Movies often require us to suspend disbelief, but Rifkin’s Festival stretches this concept to its breaking point in that we are expected to find plausible the idea that someone with the looks of Gina Gershon would be the wife of Wallace Shawn, or that (even more implausibly) a strikingly beautiful, middle-aged, Spanish female doctor would almost fall in love with Shawn’s character: a whiny, chinless, balding, pot-bellied, hypochondriac, septuagenarian Jew from NYC, all because Shawn’s character mentions he taught film on the ‘European masters’ (e.g., Fellini, Bergman, Godard, Truffaut).
While the mutual attraction between Shawn’s character and the doctor is not consummated (it does not get to the stage of even a kiss), there are revealing depictions of how Allen sees the ‘artist’ as having license for infidelity and, presumably, other discretions. “He has affairs,” the doctor says to Shawn’s character, regarding her tempestuous artist husband, “and I accept it. After all he’s an artist. And you can’t judge an artist by bourgeois standards.” (This theme has been in several Allen films, most fully in Vicky Cristina Barcelona).
Rifkin’s Festival inserts several dream sequences that are direct homages to several of Allen’s favorite films: Fellini’s 8 & ½, Truffaut’s Jules and Jim, Buñuel’s The Exterminating Angel, and several films by Ingmar Bergman (Allen’s favorite director) such as The Seventh Seal and Persona, but the gimmick falls flat in most instances.
As has been increasingly true with Allen’s career as it has progressed, Rifkin’s Festival contains several explicit references to Jewishness and, ipso facto, characters separating the outside world of Gentiles and their culture from that of Jews and their cosmopolitan culture. And, to me, that has been the allure of Allen’s films: one gets the universality of existential and moral philosophical concerns and also the particularism of the quintessential NYC Jewish worldview.

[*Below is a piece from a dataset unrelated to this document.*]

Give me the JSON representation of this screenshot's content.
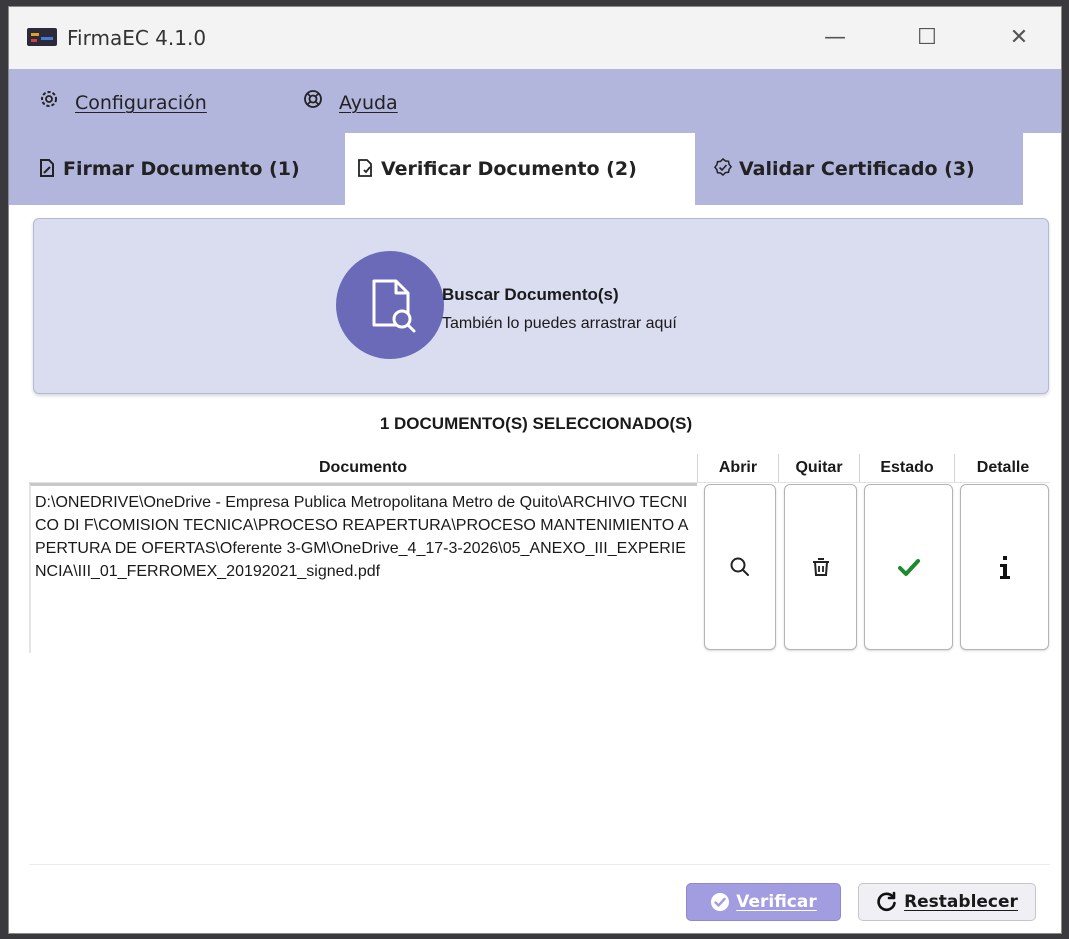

At one point in the movie Shawn’s character voices a sentiment that Allen has made in numerous films: “There’s no doubt the American [Hollywood] masters were wonderful, but generations of Americans were mislead into thinking that Hollywood endings were real and not make believe. And then the Europeans came along and movies grew up.”
Rifkin’s Festival ends as an antithesis to the happy ‘Hollywood ending’, not with any intense or sudden or violent apogee, but by conveying the contingency and randomness of existence, and how even the rich cannot escape the despised routinization of the bourgeois, the plodding, almost uneventful, meandering of life itself.